    • Emotional dysregulation – inability to manage big emotions. 
    • Adverse experiences – linked to their own experience of trauma, the ‘normalisation of harm’. 
    • In response to someone else’s unwanted behaviour – violent resistance, as a form of punishment. 
    • Power – a means to gain power and control, for their enjoyment. 
  • Young people and practitioners felt that conversations around healthy and unhealthy relationships should start before young people begin to have romantic relationships. 
  • Things young people felt would have helped them not to harm included:
    • Having a space to discuss their behaviours and get advice. 
    • Being about to reflect on their own thoughts and actions. 

One of the report’s recommendations was that the response to young people who harm should be supportive rather than solely punitive, ensuring that ‘when consequences/punishment are a necessary response…this does not happen without support and behaviour change work also being provided.’ 
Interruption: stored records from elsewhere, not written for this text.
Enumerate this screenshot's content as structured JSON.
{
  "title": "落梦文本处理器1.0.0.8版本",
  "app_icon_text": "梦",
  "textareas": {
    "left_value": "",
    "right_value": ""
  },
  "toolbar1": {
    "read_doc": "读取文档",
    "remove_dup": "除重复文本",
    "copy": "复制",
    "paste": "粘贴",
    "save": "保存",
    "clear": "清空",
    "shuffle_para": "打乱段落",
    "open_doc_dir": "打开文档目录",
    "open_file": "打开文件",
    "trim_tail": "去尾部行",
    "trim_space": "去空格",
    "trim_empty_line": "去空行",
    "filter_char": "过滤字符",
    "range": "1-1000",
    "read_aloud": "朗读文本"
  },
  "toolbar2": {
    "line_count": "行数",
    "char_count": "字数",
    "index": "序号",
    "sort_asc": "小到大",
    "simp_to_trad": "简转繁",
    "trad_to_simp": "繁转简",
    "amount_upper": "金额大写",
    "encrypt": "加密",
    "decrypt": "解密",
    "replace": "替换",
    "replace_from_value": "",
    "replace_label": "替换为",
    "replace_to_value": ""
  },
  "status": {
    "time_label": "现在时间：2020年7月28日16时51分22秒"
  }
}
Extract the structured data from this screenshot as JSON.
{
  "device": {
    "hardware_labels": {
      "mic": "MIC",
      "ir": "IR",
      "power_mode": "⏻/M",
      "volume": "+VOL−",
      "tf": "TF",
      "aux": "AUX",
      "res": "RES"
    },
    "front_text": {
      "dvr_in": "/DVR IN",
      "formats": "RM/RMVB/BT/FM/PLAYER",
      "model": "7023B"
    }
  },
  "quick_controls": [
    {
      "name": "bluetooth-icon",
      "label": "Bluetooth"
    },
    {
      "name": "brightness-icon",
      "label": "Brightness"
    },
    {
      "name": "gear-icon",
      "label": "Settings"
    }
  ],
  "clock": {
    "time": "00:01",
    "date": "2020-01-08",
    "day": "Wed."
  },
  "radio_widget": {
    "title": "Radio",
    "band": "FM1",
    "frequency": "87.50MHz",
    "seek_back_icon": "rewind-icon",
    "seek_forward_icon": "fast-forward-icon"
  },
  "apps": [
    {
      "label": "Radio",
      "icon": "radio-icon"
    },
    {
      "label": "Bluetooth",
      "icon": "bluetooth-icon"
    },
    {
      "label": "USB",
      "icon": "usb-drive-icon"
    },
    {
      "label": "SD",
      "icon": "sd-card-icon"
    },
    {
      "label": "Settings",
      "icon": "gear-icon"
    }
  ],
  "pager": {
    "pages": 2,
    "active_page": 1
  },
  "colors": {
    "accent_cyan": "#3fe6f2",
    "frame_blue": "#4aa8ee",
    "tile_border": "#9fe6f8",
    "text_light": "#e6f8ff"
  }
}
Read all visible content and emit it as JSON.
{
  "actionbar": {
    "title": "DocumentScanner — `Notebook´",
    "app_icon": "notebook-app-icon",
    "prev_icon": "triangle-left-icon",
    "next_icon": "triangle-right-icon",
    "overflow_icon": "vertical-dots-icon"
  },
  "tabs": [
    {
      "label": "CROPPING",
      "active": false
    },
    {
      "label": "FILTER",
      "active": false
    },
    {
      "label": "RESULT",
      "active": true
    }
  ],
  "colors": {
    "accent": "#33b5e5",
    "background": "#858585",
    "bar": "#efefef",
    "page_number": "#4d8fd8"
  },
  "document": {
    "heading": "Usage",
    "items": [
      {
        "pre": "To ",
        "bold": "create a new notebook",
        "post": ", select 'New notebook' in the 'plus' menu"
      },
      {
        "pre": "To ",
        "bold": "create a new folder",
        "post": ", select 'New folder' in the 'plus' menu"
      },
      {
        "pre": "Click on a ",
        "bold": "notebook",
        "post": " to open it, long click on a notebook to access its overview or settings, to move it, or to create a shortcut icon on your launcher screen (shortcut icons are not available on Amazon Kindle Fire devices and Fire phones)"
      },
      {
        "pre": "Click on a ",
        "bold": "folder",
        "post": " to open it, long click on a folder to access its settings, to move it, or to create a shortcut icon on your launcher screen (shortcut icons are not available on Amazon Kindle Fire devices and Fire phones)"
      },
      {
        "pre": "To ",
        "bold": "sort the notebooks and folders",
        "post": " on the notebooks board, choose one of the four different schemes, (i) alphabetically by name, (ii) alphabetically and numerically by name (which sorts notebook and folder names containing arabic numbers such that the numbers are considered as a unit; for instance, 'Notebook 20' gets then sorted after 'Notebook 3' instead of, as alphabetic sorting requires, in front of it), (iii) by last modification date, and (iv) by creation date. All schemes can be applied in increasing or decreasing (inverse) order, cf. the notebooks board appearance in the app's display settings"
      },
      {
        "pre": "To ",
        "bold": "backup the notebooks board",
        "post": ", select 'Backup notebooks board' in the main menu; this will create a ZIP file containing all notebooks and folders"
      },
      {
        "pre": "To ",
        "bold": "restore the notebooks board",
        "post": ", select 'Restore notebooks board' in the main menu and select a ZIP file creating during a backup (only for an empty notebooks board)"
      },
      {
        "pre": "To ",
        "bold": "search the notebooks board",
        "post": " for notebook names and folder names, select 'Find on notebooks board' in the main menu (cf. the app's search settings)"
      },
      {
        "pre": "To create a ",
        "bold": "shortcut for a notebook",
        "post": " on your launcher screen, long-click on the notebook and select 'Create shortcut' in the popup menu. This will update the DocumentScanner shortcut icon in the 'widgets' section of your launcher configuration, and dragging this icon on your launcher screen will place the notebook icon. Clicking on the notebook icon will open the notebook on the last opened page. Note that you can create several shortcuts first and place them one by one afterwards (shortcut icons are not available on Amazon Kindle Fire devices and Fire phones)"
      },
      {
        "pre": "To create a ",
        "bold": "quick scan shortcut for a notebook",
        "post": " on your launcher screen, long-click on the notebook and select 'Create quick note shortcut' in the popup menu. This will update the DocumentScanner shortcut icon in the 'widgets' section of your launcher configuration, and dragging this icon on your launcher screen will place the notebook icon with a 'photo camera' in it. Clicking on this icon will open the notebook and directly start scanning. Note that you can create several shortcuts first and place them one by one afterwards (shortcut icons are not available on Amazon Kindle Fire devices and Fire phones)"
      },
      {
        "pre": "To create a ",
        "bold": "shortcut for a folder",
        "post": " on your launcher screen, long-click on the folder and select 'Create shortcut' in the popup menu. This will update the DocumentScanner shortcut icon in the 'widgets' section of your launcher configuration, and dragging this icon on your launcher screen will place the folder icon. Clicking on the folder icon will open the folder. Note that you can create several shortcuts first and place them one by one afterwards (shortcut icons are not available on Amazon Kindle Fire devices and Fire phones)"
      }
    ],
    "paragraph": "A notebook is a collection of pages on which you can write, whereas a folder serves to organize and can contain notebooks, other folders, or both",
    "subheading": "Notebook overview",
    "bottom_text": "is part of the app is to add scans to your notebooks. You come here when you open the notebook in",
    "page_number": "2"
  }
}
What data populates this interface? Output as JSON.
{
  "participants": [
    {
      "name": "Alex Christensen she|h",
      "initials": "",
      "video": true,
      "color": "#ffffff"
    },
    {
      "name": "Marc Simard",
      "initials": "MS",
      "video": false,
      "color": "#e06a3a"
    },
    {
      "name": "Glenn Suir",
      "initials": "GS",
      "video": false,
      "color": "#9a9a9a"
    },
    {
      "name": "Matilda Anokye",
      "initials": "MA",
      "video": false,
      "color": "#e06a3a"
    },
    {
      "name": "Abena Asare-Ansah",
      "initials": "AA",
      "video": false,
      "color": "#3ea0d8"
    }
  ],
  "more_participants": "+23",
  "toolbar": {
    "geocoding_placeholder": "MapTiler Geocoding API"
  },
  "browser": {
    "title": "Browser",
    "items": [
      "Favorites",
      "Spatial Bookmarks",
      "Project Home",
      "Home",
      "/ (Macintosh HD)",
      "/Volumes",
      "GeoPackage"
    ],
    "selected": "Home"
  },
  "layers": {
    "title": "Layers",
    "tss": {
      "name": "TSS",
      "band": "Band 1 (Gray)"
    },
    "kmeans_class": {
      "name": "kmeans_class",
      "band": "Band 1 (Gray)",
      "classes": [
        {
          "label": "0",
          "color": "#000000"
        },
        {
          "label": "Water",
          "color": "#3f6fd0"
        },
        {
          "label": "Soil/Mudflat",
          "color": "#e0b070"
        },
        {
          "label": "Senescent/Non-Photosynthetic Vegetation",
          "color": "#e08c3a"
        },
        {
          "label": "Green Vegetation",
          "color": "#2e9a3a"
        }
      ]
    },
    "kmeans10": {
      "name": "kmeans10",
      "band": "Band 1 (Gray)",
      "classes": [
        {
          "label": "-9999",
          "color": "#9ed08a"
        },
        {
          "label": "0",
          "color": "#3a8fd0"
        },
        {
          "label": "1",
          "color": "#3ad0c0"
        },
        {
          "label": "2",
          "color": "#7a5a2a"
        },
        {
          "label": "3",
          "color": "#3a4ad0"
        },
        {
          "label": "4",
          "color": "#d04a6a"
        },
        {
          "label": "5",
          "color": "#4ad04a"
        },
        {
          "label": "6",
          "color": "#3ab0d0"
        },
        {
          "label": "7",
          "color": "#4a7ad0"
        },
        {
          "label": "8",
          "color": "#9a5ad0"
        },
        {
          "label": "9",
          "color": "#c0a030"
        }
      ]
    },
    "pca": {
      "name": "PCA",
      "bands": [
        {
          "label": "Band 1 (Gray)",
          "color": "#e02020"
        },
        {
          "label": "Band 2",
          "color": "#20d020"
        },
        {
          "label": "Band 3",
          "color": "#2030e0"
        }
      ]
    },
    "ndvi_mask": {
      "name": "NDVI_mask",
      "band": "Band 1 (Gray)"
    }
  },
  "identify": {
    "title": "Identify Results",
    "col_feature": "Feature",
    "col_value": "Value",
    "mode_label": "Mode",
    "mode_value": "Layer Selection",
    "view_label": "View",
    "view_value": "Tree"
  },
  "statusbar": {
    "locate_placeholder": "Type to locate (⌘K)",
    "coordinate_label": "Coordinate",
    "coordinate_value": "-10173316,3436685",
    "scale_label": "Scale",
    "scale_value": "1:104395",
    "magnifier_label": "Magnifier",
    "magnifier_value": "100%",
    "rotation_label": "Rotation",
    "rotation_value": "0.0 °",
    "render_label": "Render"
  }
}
The Lucy Faithfull Foundation has developed a ‘Harmful sexual behaviour (HSB) prevention toolkit.’

The Respect Young People’s Service supports professionals to respond effectively to young people’s use of violence and abuse in family and intimate relationships. They offer training to practitioners to support the delivery of a toolkit aimed at reducing the harm caused by abuse in teenage and intimate relationships. 


Young people who use harmful behaviours are often reluctant to ask for support. It’s important to let young people know that help is available. 

Respect UK leads on the development of safe, effective work with perpetrators, male victims, and young people using violence in their close relationships.